- Assignment
Every single line below has to be printed once more, exactly.

- Recorded data
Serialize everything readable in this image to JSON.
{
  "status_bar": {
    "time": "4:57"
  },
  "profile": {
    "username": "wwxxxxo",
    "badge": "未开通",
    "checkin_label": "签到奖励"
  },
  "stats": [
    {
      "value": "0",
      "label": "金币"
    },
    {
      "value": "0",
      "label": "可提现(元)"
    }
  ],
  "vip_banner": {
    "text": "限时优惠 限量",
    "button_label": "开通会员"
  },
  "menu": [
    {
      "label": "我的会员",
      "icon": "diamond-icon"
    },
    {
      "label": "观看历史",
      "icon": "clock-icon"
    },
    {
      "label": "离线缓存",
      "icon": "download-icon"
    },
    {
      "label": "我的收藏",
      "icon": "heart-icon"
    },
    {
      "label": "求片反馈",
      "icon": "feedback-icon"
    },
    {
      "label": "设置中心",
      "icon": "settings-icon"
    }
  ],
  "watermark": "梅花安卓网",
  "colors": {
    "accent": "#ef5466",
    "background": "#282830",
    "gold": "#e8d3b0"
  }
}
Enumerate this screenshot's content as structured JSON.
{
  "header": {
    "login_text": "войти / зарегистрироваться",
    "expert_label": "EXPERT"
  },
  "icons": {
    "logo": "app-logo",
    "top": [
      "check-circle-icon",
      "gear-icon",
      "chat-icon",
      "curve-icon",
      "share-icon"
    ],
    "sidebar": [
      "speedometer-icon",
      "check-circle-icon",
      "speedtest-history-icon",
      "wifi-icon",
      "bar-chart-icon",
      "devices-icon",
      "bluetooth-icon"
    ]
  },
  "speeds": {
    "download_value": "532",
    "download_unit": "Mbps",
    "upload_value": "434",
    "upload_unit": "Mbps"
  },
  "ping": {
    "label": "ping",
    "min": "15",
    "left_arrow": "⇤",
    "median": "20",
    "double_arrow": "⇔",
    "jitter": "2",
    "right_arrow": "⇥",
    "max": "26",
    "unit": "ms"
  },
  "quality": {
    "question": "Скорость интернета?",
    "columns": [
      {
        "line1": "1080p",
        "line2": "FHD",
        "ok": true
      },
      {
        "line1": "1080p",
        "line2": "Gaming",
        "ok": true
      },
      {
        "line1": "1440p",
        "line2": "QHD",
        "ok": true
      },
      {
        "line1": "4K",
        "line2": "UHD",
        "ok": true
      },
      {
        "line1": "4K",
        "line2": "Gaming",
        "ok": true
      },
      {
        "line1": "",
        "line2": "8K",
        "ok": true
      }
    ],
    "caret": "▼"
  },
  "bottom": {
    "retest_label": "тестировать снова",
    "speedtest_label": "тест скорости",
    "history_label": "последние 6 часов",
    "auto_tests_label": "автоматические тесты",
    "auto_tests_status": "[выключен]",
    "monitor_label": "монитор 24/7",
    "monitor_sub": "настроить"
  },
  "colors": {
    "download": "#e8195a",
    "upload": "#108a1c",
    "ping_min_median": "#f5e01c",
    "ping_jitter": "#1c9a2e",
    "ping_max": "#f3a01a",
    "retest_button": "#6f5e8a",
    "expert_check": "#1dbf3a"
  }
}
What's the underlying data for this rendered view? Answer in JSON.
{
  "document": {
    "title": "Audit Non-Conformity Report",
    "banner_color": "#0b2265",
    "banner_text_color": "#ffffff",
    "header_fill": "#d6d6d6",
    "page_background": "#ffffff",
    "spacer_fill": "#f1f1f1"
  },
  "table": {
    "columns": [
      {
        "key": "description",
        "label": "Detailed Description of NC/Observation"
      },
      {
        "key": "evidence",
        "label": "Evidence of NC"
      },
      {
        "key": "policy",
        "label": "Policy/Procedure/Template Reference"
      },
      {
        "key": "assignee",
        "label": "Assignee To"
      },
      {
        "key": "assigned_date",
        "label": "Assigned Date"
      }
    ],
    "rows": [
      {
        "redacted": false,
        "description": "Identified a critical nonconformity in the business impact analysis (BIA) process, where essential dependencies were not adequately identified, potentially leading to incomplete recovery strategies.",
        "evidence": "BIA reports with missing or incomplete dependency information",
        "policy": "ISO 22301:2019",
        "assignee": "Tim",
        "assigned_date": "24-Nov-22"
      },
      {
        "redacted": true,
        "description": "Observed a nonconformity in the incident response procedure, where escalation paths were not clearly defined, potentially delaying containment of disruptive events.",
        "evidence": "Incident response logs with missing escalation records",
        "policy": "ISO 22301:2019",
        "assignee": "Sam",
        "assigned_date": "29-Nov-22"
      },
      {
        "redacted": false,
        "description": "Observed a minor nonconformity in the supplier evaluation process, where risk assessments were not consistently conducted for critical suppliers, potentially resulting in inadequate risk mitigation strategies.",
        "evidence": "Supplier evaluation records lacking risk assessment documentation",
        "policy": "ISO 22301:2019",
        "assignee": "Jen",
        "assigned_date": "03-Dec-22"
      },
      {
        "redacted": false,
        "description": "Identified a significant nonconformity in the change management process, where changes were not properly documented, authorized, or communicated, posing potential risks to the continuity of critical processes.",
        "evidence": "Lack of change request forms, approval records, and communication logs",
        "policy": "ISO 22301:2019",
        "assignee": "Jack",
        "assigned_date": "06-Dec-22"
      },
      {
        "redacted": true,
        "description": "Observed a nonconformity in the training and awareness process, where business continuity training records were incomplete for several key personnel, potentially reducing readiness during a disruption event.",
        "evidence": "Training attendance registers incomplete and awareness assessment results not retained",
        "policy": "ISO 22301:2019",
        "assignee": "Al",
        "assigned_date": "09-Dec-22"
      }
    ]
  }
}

- Reply
Serialize everything readable in this image to JSON.
{
  "status_bar": {
    "time": "4:57"
  },
  "profile": {
    "username": "wwxxxxo",
    "badge": "未开通",
    "checkin_label": "签到奖励"
  },
  "stats": [
    {
      "value": "0",
      "label": "金币"
    },
    {
      "value": "0",
      "label": "可提现(元)"
    }
  ],
  "vip_banner": {
    "text": "限时优惠 限量",
    "button_label": "开通会员"
  },
  "menu": [
    {
      "label": "我的会员",
      "icon": "diamond-icon"
    },
    {
      "label": "观看历史",
      "icon": "clock-icon"
    },
    {
      "label": "离线缓存",
      "icon": "download-icon"
    },
    {
      "label": "我的收藏",
      "icon": "heart-icon"
    },
    {
      "label": "求片反馈",
      "icon": "feedback-icon"
    },
    {
      "label": "设置中心",
      "icon": "settings-icon"
    }
  ],
  "watermark": "梅花安卓网",
  "colors": {
    "accent": "#ef5466",
    "background": "#282830",
    "gold": "#e8d3b0"
  }
}
Enumerate this screenshot's content as structured JSON.
{
  "header": {
    "login_text": "войти / зарегистрироваться",
    "expert_label": "EXPERT"
  },
  "icons": {
    "logo": "app-logo",
    "top": [
      "check-circle-icon",
      "gear-icon",
      "chat-icon",
      "curve-icon",
      "share-icon"
    ],
    "sidebar": [
      "speedometer-icon",
      "check-circle-icon",
      "speedtest-history-icon",
      "wifi-icon",
      "bar-chart-icon",
      "devices-icon",
      "bluetooth-icon"
    ]
  },
  "speeds": {
    "download_value": "532",
    "download_unit": "Mbps",
    "upload_value": "434",
    "upload_unit": "Mbps"
  },
  "ping": {
    "label": "ping",
    "min": "15",
    "left_arrow": "⇤",
    "median": "20",
    "double_arrow": "⇔",
    "jitter": "2",
    "right_arrow": "⇥",
    "max": "26",
    "unit": "ms"
  },
  "quality": {
    "question": "Скорость интернета?",
    "columns": [
      {
        "line1": "1080p",
        "line2": "FHD",
        "ok": true
      },
      {
        "line1": "1080p",
        "line2": "Gaming",
        "ok": true
      },
      {
        "line1": "1440p",
        "line2": "QHD",
        "ok": true
      },
      {
        "line1": "4K",
        "line2": "UHD",
        "ok": true
      },
      {
        "line1": "4K",
        "line2": "Gaming",
        "ok": true
      },
      {
        "line1": "",
        "line2": "8K",
        "ok": true
      }
    ],
    "caret": "▼"
  },
  "bottom": {
    "retest_label": "тестировать снова",
    "speedtest_label": "тест скорости",
    "history_label": "последние 6 часов",
    "auto_tests_label": "автоматические тесты",
    "auto_tests_status": "[выключен]",
    "monitor_label": "монитор 24/7",
    "monitor_sub": "настроить"
  },
  "colors": {
    "download": "#e8195a",
    "upload": "#108a1c",
    "ping_min_median": "#f5e01c",
    "ping_jitter": "#1c9a2e",
    "ping_max": "#f3a01a",
    "retest_button": "#6f5e8a",
    "expert_check": "#1dbf3a"
  }
}
What's the underlying data for this rendered view? Answer in JSON.
{
  "document": {
    "title": "Audit Non-Conformity Report",
    "banner_color": "#0b2265",
    "banner_text_color": "#ffffff",
    "header_fill": "#d6d6d6",
    "page_background": "#ffffff",
    "spacer_fill": "#f1f1f1"
  },
  "table": {
    "columns": [
      {
        "key": "description",
        "label": "Detailed Description of NC/Observation"
      },
      {
        "key": "evidence",
        "label": "Evidence of NC"
      },
      {
        "key": "policy",
        "label": "Policy/Procedure/Template Reference"
      },
      {
        "key": "assignee",
        "label": "Assignee To"
      },
      {
        "key": "assigned_date",
        "label": "Assigned Date"
      }
    ],
    "rows": [
      {
        "redacted": false,
        "description": "Identified a critical nonconformity in the business impact analysis (BIA) process, where essential dependencies were not adequately identified, potentially leading to incomplete recovery strategies.",
        "evidence": "BIA reports with missing or incomplete dependency information",
        "policy": "ISO 22301:2019",
        "assignee": "Tim",
        "assigned_date": "24-Nov-22"
      },
      {
        "redacted": true,
        "description": "Observed a nonconformity in the incident response procedure, where escalation paths were not clearly defined, potentially delaying containment of disruptive events.",
        "evidence": "Incident response logs with missing escalation records",
        "policy": "ISO 22301:2019",
        "assignee": "Sam",
        "assigned_date": "29-Nov-22"
      },
      {
        "redacted": false,
        "description": "Observed a minor nonconformity in the supplier evaluation process, where risk assessments were not consistently conducted for critical suppliers, potentially resulting in inadequate risk mitigation strategies.",
        "evidence": "Supplier evaluation records lacking risk assessment documentation",
        "policy": "ISO 22301:2019",
        "assignee": "Jen",
        "assigned_date": "03-Dec-22"
      },
      {
        "redacted": false,
        "description": "Identified a significant nonconformity in the change management process, where changes were not properly documented, authorized, or communicated, posing potential risks to the continuity of critical processes.",
        "evidence": "Lack of change request forms, approval records, and communication logs",
        "policy": "ISO 22301:2019",
        "assignee": "Jack",
        "assigned_date": "06-Dec-22"
      },
      {
        "redacted": true,
        "description": "Observed a nonconformity in the training and awareness process, where business continuity training records were incomplete for several key personnel, potentially reducing readiness during a disruption event.",
        "evidence": "Training attendance registers incomplete and awareness assessment results not retained",
        "policy": "ISO 22301:2019",
        "assignee": "Al",
        "assigned_date": "09-Dec-22"
      }
    ]
  }
}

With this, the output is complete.